The note7 crisis began when their flagship phones started bursting into flames just a few weeks into their arrival in the market, and just like that scores of complaints started to pour in about the flammable phone costing damage to life and limb. Suffering from one of the worst public relations disasters in the recent history, Samsung finally decided to pull the plug and ordered a mass recall of the phones, offering incentives to the angry customers and issuing apology statements.
In a press statement that soon followed, Samsung claimed:
“There was a tiny problem in the manufacturing process, so it was very difficult to figure out. It will cost us so much it makes my heart ache. Nevertheless, the reason we made this decision is because what is most important is customer safety.”
But with this “heart aching” decision came to another problem; what to do with all the recalled phones?
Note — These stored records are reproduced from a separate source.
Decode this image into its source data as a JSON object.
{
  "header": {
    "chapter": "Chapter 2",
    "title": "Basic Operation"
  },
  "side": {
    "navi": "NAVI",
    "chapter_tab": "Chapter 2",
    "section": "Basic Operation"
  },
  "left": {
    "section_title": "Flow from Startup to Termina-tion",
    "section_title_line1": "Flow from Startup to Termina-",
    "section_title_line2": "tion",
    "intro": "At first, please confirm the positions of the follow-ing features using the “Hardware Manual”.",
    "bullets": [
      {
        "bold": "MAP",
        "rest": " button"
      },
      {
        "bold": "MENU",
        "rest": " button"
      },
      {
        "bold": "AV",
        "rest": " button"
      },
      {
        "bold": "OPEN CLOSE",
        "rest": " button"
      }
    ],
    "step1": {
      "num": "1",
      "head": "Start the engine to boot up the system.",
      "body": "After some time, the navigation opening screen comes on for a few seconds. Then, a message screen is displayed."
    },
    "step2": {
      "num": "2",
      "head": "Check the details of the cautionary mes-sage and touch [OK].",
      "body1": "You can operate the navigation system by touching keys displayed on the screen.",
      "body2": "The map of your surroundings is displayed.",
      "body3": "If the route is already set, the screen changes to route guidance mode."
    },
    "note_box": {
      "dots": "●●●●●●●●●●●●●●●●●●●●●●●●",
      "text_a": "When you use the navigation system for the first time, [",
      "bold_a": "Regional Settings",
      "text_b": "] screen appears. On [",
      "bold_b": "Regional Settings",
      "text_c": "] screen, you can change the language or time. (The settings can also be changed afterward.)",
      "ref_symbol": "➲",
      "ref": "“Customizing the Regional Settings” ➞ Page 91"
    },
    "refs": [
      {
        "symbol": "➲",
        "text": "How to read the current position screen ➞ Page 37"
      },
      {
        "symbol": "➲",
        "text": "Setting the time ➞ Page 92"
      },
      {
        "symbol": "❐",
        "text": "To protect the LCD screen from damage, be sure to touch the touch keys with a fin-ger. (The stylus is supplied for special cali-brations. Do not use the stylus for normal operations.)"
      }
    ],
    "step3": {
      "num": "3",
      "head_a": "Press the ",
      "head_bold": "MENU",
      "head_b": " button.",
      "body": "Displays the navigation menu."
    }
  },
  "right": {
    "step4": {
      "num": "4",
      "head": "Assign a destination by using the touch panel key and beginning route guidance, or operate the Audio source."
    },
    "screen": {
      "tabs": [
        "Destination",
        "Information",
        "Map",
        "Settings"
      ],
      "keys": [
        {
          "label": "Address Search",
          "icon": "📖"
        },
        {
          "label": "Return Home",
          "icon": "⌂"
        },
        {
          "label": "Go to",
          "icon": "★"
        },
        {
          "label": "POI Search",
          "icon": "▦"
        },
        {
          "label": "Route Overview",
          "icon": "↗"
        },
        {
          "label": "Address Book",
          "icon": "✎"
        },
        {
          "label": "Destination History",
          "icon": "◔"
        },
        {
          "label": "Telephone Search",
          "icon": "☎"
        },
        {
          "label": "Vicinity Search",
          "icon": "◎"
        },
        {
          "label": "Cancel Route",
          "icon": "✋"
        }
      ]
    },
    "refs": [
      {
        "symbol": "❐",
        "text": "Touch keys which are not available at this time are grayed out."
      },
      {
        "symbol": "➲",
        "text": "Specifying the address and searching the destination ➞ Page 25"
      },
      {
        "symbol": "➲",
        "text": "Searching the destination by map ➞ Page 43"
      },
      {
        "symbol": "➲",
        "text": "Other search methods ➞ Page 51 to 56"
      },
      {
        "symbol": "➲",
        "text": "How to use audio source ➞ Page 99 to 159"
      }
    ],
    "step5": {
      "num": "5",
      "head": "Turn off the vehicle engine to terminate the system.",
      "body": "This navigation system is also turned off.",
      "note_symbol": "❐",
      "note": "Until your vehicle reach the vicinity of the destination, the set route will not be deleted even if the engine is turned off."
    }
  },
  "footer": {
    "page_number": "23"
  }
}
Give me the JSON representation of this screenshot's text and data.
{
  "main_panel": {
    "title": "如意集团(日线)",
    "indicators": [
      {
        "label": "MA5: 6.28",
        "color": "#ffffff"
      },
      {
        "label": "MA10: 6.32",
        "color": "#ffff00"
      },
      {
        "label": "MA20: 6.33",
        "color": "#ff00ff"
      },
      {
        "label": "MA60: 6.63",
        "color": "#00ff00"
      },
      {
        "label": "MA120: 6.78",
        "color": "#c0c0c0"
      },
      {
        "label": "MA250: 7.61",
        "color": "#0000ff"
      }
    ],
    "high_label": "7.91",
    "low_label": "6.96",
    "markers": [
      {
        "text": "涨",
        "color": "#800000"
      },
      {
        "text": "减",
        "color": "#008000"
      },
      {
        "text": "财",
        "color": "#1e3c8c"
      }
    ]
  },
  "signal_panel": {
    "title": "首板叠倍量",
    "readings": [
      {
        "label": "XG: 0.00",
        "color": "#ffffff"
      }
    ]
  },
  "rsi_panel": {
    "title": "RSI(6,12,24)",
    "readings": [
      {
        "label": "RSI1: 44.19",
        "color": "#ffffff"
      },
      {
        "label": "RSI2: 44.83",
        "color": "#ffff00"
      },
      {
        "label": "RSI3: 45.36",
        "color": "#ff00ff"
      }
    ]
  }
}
Surely they couldn’t refurbish them and sell them again, although surprisingly a small number of people have done that with their Note 7s.
But the latest reports show that Samsung has finally found a way to put the trouble makers to use, which first featured in an ad showing Samsung’s phone torture lab where hundreds and thousands of phones were seen being tested to their limits.
This was a PR repair bid to win back the trust of their customers in anticipation of the Samsung Galaxy 8 phones released on 30th March. But now it has become clearer that the testing lab was actually a quality assurance line for testing the incoming Galaxy 8 models. Note7 phones are also being used directly in the manufacturing process, with their cameras being used to keep an eye on a bank of charging phones. Obviously, Samsung had the good sense to first replace their batteries with a much lower-powered model.
Mashable‘s Pete Pachal elaborates on this,
“As Samsung took me and some other journalists on a tour of the company’s smartphone factory and battery testing facility in Gumi, just outside of Seoul, South Korea, we saw several parts of the company’s new eight-point battery check, created in the wake of the Note 7 debacle and subsequent recall.“One of these is the charging/discharging test, which does exactly what it says. Rows and rows of Galaxy S8 phones, each with a USB cable connected, alternately charge up and charge down, as cameras look on. But those cameras are actually smartphones, and those smartphones – at least the ones in Gumi – happen to be Galaxy Note 7s.”